Police in Buffalo removed the pilot from the cockpit before he could take off

(iStock/Washington Post Illustration)
3 min

Police removed a JetBlue pilot preparing to fly from Buffalo to Fort Lauderdale, Fla., from the cockpit Wednesday morning after authorities said he failed a breathalyzer test.

The Niagara Frontier Transportation Authority said the pilot, identified as 52-year-old James Clifton, of Orlando, registered a blood alcohol level of 0.17 on the test. That is more than twice the legal limit for driving in every state but Utah — and more than four times the permitted amount for pilots.

Federal Aviation Administration regulations prohibit pilots from flying or trying to fly an aircraft within eight hours of drinking or if their alcohol concentration is at least 0.04.

“The FAA is investigating allegations that an airline pilot attempted to report for duty while under the influence of alcohol,” the agency said in a statement. “The agency takes these matters seriously.”

JetBlue spokesman Derek Dombrowski said the airline has “a very strict zero-tolerance internal alcohol policy” and has removed the crew member from his duties. He did not reveal what the airline’s policy is; some carriers prohibit pilots from consuming alcohol 12 hours before a flight.

What happens when an airline pilot is arrested for drinking on the job?

The transportation authority in Buffalo said in a statement that NFTA airport police took Clifton into custody after he took the breathalyzer test. It then contacted federal authorities and released him to JetBlue security.

“He may face federal charges,” the statement said.

Clifton’s behavior at a Transportation Security Administration checkpoint, where he didn’t make eye contact or move out of the way when someone else passed by, raised the suspicion to a federal officer, according to a police report that Buffalo TV station WIVB posted online. The officer notified police, who went to the gate where the plane was about to take off just after 6 a.m.

“You know what we say: See something, say something, and he did,” TSA spokeswoman Lisa Farbstein said in an email. “And it was a good thing that he did!”

Police asked Clifton to step onto the jet bridge, where he failed an initial test asking him to follow movement with his eyes. According to the police report, he told officers he had been drinking the night before. After initially saying he had five to six drinks, he later said he had seven to eight.

The pilot had a gun and ammunition in the cockpit, which police confiscated. The police report said the pilot was a participant in the Federal Flight Deck Officer program, which was created after 9/11 to train and arm crew members to defend the flight deck from takeover.

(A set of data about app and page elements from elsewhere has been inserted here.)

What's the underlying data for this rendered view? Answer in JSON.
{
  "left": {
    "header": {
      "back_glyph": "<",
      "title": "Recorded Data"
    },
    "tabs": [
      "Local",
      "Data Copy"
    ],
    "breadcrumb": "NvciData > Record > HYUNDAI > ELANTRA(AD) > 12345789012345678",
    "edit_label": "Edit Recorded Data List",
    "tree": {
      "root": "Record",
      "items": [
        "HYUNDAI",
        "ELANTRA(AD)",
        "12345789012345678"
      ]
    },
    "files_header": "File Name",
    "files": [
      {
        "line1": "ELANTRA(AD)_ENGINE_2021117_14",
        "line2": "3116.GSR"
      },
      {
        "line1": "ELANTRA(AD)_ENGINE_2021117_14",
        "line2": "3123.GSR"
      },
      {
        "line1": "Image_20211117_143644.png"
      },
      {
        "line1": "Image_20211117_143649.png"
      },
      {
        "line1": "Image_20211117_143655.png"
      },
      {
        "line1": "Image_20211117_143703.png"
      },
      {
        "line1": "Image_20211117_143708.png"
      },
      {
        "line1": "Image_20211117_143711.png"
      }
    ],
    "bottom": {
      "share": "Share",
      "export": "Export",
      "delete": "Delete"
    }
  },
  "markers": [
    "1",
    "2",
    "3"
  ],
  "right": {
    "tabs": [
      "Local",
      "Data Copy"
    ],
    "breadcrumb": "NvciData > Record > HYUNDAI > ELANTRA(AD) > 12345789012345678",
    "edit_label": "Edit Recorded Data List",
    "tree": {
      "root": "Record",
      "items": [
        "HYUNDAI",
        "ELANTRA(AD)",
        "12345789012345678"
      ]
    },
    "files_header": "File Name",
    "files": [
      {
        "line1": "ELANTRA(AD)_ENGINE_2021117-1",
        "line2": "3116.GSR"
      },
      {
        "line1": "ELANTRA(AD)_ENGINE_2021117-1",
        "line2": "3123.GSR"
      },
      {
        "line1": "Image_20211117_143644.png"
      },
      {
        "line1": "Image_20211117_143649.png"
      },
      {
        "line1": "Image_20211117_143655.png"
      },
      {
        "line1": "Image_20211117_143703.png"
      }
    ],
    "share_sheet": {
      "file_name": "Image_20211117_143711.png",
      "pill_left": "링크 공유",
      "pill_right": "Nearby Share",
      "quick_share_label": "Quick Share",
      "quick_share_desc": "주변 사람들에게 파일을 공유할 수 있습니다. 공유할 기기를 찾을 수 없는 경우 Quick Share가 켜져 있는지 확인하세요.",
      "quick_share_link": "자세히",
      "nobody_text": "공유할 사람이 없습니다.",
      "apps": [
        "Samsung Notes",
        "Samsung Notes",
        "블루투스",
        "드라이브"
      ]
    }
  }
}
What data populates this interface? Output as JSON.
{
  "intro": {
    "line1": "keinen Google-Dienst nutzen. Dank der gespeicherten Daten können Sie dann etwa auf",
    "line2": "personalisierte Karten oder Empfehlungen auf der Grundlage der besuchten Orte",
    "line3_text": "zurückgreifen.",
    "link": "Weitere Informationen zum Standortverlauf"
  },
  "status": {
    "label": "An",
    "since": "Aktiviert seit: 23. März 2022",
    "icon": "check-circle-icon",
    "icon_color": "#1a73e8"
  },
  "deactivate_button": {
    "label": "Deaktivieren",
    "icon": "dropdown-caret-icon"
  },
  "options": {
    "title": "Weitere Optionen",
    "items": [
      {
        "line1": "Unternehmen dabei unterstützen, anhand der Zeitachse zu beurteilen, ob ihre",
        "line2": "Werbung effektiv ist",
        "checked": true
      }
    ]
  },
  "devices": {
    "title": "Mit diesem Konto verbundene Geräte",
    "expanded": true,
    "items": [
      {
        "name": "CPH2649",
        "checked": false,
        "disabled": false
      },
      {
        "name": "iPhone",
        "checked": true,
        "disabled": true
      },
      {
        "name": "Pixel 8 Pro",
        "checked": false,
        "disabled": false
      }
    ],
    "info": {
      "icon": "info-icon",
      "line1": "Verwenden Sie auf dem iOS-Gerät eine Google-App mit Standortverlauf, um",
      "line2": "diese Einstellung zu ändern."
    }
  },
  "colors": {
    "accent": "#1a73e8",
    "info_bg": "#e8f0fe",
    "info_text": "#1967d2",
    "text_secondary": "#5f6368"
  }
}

An unruly passenger threatened to ‘put on a show’ in the Orlando airport. He was charged with battery.

The report says that the pilot “exhibited numerous indications of impairment both in his speech and gait.” He was questioned further at police headquarters before an officer gave him a ride back to the airport so he could book a flight home, the report said.

The flight Clifton was supposed to pilot took off four hours and 10 minutes late, according to FlightAware, which tracks flights and airport traffic.

While incidents involving inebriated pilots command headlines, experts say they are relatively rare. The FAA told The Washington Post in 2019 that nearly 117,000 U.S. pilots were tested for alcohol between 2010 and 2018; of those, 99 were found above the legal limit.

Doug Murphy, a Houston defense lawyer, told The Post at the time that an arrest for flying while intoxicated would result in the suspension of a pilot’s flying privileges while a case is investigated.

“In most of those cases, they’re done,” he said.